> [Task description]: Report every line of the listing below in which the string "provider" appears.

> [Extracted material]:
——————————
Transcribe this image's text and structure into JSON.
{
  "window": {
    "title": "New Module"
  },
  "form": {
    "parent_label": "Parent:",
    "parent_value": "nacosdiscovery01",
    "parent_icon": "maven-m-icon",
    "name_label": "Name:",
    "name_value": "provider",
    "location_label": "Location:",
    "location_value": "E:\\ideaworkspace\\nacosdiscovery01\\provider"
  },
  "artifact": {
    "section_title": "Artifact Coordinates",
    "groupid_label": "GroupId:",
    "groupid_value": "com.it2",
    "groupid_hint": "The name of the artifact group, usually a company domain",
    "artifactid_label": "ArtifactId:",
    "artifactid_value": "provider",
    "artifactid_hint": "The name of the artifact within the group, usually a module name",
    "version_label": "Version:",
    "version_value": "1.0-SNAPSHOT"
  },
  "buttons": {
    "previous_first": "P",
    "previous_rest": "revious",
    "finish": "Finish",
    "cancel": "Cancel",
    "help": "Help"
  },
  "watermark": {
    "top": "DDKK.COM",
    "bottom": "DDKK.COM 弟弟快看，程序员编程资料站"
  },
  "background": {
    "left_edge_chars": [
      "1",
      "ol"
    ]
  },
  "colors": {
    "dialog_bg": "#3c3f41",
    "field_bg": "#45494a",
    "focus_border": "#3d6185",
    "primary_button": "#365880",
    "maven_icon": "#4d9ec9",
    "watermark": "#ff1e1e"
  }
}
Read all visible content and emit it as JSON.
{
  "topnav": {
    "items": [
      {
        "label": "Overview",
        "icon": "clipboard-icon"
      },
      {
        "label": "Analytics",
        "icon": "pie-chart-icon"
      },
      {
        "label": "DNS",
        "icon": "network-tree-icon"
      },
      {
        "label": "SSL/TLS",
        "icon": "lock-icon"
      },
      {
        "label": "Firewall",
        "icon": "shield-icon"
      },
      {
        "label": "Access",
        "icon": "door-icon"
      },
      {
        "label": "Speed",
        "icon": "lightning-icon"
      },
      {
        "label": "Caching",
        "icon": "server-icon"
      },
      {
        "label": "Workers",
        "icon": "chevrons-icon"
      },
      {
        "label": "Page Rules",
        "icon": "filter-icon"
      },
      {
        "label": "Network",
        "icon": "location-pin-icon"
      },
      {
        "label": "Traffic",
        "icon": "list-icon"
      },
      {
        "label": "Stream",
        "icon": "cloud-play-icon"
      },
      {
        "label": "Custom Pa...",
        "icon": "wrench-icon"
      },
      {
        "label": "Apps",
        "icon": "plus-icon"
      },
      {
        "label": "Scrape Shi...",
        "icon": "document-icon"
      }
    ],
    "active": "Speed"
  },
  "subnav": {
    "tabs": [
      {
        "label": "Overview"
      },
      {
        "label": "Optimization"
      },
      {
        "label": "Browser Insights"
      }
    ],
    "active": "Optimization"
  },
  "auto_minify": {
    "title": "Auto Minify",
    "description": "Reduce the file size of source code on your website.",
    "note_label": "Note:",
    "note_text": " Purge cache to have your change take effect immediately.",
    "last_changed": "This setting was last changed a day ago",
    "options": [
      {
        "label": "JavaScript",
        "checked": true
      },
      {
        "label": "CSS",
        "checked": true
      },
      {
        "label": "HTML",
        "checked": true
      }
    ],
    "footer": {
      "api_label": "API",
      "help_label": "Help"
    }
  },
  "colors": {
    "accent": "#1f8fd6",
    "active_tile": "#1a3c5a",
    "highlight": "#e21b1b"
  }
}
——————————
> [Task result]:
    "name_value": "provider",
    "location_value": "E:\\ideaworkspace\\nacosdiscovery01\\provider"
    "artifactid_value": "provider",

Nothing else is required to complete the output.